Thunderbird Fire Crew Wrestles More Than Just Forest Fires

Post date: Aug 14, 2012 3:29:41 PM

The BC Forest Service’s Thunderbird Unit Crew is an elite wildfire management crew stationed at the Alberni Regional Airport. The 20 person unit crew can be dispatched to fight forest fires all over British Columbia as well as outside the province when necessary.

When they are not away fighting fires, the Alberni Valley is very fortunate to have the crew stationed and ready throughout most of the spring and summer months. However, this past week, the fire crew did more than just protect Vancouver Island from the risk of forest fires. The Thunderbirds volunteered their time to assist the Alberni Valley Wrestling Club with their work to host the Thunder in the Valley Drag Races.

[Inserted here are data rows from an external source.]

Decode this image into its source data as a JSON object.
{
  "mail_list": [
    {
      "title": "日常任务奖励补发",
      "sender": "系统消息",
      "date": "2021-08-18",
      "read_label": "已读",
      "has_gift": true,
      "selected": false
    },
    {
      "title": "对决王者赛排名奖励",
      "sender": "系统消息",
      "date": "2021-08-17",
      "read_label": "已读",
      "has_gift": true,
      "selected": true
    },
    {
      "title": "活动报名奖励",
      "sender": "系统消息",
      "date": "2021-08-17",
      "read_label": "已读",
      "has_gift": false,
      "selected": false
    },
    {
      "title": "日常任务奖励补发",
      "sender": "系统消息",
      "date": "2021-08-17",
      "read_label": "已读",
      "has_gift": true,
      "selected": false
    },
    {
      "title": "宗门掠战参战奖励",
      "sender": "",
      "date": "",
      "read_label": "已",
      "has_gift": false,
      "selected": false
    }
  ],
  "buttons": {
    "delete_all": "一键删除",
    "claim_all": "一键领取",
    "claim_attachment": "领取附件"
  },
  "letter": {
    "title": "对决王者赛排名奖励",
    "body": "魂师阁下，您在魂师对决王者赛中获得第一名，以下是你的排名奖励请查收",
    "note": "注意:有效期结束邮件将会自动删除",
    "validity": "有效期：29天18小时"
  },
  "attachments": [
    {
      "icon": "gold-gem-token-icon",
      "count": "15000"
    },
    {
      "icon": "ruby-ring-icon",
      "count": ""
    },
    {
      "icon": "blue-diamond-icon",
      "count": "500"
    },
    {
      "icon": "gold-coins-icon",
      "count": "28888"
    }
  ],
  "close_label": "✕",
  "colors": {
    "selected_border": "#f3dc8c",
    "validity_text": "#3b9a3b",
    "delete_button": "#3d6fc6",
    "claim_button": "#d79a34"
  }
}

The Alberni Valley Wrestling Club is responsible for the setup, takedown and security for the big racing event. In exchange for their work the wrestling club gets the opportunity to sell 50/50 tickets at the event. Money raised goes towards helping fund the wrestling programs which are offered at all Port Alberni schools. There are a number of wrestlers who depend on the financial assistance provided through these fundraisers to attend tournaments and training opportunities throughout the season. With a large portion of the AVWC athletes, coaches, and supporters on a cultural exchange to Europe; the Wrestling club was short a few volunteers.

“The drag races are a big event for our wrestling club. I wasn’t sure how we were going to manage with a big chunk of our group away at the Olympics. I was phoning, emailing, and sweet talking just about anyone I knew into taking a volunteer shift,” stated wrestling coach and volunteer organizer James Messenger.

The Thunderbird Fire Crew who happened to be stationed at the airport, heard about the wrestling club’s predicament and came to the rescue.

“The Thunderbirds definitely saved us,” noted Messenger. “They brought their crew in to assist us with the setup on Friday. I thought that was awesome and more than we could ever ask for. I guess you have to be pretty physically fit to fight forest fires. They got setup done in record time… Then a number of the crew heard we were short volunteers for security. When they heard this, a bunch of the fire crew signed up, on their days off, to help fill vacant shifts on Saturday and Sunday.”

The only thing the Thunderbirds wanted in return.

“We just wanted to know that our work would go towards supporting kids doing healthy activities in the community,” commented Thunderbird crew leader Dean Neville. “If our work can provide financial assistance to a wrestler in need: than it’s all worth it. A few members of our crew, including myself, wrestled in high school and almost everyone played a sport of some kind. We realize how much these work activities are essential in developing young adults as well as financially supporting their efforts. Our crew felt honored to be able to give back to the community since it plays host to most of our crew members during the fire season.”

The Thunderbirds were only able to provide help assuming no forest fires needed attending. Fortunately, despite the dry conditions, there were no major fires over the weekend. With the warm weather forecasted and the fire risk increasing, it is doubtful that it will be too long before the Thunderbird Unit Crew is called into forest fire action again. A reminder to stay informed with the local fire prohibitions and area restrictions and to report wildfires throughout the remainder of the fire season.